__Saved data entries__:
# # # # #

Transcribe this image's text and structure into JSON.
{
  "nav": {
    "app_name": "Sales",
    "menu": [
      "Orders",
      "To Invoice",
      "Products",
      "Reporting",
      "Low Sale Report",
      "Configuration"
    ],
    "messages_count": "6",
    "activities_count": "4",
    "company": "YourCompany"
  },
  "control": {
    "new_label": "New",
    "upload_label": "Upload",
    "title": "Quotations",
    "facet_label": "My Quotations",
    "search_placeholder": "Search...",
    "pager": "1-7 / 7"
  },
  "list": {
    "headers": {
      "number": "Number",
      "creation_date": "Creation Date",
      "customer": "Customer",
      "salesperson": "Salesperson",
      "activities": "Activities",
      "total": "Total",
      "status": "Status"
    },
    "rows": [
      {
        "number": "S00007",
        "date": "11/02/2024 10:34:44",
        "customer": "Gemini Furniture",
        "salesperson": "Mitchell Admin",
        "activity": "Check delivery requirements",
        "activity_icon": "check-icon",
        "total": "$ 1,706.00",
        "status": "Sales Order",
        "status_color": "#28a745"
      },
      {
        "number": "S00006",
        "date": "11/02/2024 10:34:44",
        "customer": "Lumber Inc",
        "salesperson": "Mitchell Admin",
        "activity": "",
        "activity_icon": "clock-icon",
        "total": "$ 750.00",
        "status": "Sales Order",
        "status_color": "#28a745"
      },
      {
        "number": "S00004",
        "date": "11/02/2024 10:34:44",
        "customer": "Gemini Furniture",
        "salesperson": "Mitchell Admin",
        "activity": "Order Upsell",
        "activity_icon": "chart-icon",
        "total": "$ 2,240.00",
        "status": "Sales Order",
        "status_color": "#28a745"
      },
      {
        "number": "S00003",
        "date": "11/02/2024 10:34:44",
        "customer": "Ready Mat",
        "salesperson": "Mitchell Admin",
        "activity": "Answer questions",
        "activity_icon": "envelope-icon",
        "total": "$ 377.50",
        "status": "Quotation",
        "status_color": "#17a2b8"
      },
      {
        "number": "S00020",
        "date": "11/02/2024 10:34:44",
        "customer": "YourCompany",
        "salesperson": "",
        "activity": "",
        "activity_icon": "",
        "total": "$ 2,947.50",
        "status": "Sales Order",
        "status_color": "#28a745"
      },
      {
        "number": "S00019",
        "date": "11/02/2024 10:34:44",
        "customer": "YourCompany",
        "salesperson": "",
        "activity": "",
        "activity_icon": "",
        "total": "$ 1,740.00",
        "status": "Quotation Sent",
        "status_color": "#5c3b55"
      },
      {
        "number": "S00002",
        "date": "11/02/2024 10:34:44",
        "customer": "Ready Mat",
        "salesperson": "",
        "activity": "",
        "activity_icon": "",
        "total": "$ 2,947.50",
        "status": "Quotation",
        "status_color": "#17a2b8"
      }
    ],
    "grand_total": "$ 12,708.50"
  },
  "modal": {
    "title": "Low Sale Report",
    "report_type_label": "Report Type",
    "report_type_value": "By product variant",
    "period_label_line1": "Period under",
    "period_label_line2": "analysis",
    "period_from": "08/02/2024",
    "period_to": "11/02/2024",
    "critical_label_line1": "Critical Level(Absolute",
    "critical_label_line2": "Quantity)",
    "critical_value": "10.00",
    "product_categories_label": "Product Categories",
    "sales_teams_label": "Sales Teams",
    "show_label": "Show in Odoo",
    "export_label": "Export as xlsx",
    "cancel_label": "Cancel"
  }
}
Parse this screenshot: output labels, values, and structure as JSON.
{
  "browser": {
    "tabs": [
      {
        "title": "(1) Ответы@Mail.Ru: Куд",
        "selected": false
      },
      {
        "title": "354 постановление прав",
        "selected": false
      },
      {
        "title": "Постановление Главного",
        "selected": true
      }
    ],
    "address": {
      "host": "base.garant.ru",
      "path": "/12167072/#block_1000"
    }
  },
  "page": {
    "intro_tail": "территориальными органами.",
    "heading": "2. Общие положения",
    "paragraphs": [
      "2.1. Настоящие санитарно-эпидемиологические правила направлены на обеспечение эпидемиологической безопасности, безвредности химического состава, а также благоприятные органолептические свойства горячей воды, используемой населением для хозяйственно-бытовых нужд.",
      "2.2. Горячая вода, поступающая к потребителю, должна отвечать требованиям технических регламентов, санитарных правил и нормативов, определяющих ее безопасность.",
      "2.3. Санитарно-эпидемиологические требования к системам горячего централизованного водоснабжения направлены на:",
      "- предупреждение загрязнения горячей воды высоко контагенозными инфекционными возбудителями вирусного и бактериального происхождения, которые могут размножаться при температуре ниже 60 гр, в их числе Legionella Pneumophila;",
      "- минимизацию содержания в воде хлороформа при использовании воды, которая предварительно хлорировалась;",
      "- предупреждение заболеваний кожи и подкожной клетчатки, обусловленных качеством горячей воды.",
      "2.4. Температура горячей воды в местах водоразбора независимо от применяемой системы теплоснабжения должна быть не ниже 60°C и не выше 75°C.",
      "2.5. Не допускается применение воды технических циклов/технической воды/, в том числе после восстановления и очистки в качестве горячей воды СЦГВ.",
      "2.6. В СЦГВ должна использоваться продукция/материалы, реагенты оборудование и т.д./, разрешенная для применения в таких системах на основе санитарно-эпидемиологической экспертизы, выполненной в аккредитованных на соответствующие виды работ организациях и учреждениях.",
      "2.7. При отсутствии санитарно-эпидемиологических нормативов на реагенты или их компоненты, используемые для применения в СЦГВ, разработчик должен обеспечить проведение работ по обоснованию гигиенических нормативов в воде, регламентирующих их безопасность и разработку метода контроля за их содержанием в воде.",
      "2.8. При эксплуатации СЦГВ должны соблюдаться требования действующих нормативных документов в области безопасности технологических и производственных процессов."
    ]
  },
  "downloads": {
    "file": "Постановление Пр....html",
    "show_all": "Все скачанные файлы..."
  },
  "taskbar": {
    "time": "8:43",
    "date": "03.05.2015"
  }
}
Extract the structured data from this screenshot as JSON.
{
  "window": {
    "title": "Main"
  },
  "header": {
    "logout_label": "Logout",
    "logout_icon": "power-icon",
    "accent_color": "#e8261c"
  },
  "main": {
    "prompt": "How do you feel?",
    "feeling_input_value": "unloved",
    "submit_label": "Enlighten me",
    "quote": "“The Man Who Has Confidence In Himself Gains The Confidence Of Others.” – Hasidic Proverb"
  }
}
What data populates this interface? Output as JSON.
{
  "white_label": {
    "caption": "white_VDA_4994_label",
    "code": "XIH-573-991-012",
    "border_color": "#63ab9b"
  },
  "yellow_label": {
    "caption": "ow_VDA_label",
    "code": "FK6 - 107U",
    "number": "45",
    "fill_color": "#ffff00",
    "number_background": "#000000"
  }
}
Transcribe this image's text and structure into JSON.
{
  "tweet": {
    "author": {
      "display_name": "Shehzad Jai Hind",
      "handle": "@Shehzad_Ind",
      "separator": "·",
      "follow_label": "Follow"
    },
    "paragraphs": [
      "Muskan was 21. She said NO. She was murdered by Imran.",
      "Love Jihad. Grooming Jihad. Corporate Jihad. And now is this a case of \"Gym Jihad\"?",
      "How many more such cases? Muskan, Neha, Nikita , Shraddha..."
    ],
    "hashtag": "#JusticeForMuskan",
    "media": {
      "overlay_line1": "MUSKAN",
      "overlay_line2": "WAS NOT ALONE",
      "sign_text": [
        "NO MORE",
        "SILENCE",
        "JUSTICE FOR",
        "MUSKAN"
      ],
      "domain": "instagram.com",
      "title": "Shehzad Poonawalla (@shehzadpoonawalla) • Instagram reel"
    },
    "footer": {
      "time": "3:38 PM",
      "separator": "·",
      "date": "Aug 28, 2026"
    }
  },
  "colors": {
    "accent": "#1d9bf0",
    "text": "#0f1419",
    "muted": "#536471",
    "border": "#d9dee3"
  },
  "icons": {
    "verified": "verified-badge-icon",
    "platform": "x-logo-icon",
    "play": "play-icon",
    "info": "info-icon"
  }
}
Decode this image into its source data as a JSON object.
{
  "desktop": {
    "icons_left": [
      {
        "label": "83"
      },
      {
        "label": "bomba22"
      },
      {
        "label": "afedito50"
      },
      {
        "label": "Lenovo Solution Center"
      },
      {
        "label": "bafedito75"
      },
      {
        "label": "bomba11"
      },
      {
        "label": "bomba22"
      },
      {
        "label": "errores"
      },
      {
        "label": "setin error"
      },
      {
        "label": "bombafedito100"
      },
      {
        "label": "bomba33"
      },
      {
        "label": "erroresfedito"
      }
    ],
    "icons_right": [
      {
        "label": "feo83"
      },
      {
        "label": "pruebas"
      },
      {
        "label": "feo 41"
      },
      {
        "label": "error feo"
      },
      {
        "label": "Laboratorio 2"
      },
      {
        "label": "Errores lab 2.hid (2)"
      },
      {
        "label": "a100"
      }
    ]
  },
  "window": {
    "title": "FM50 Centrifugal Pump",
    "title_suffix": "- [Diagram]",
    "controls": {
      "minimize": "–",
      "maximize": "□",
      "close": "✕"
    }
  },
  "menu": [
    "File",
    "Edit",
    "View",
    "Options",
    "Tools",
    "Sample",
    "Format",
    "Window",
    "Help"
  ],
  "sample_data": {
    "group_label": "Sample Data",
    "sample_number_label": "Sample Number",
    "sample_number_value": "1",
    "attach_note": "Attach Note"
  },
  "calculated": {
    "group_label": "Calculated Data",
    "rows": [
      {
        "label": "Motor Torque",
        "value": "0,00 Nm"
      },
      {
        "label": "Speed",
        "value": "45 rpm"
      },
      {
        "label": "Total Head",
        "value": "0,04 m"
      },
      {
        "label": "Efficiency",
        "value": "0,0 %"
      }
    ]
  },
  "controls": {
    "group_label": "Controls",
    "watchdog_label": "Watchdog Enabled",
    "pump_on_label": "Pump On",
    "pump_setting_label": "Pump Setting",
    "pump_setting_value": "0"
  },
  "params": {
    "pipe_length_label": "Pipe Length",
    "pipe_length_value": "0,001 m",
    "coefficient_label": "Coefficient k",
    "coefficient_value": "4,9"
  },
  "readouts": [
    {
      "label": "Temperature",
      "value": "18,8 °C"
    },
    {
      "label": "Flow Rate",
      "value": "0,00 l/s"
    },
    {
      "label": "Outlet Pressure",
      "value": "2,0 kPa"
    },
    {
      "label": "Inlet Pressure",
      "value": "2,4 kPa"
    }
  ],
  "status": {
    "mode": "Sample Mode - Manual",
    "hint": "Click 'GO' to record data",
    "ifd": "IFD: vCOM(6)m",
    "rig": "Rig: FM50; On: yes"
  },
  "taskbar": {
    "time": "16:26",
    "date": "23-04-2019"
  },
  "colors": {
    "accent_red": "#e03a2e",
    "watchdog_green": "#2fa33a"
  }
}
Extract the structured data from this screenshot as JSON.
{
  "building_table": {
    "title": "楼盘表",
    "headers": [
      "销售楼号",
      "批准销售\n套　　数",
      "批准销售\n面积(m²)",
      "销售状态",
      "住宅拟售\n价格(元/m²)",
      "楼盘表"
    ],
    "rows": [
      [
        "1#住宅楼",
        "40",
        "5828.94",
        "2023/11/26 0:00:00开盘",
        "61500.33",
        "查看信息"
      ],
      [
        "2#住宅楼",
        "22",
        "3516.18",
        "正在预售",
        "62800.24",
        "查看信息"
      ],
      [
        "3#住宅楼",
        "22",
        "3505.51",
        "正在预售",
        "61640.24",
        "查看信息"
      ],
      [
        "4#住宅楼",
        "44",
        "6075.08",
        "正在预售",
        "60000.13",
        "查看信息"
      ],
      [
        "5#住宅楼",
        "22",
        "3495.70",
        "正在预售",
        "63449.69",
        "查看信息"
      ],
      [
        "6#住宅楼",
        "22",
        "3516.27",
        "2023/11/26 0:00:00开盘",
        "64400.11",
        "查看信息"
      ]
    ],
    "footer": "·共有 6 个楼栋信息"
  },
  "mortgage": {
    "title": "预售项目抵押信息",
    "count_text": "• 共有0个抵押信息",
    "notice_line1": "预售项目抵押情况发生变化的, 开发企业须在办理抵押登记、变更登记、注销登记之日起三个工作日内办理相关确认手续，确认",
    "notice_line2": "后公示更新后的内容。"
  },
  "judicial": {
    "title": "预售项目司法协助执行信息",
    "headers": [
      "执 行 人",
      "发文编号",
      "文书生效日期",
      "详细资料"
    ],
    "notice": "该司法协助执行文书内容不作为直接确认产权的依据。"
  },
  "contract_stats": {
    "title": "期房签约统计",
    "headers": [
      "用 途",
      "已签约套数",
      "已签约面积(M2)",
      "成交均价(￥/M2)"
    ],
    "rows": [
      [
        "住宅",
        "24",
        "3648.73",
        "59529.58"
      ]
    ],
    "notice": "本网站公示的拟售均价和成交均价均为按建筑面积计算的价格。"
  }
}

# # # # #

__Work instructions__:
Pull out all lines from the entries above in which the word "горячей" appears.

__Answer for the task__:
      "2.1. Настоящие санитарно-эпидемиологические правила направлены на обеспечение эпидемиологической безопасности, безвредности химического состава, а также благоприятные органолептические свойства горячей воды, используемой населением для хозяйственно-бытовых нужд.",
      "- предупреждение загрязнения горячей воды высоко контагенозными инфекционными возбудителями вирусного и бактериального происхождения, которые могут размножаться при температуре ниже 60 гр, в их числе Legionella Pneumophila;",
      "- предупреждение заболеваний кожи и подкожной клетчатки, обусловленных качеством горячей воды.",
      "2.4. Температура горячей воды в местах водоразбора независимо от применяемой системы теплоснабжения должна быть не ниже 60°C и не выше 75°C.",
      "2.5. Не допускается применение воды технических циклов/технической воды/, в том числе после восстановления и очистки в качестве горячей воды СЦГВ.",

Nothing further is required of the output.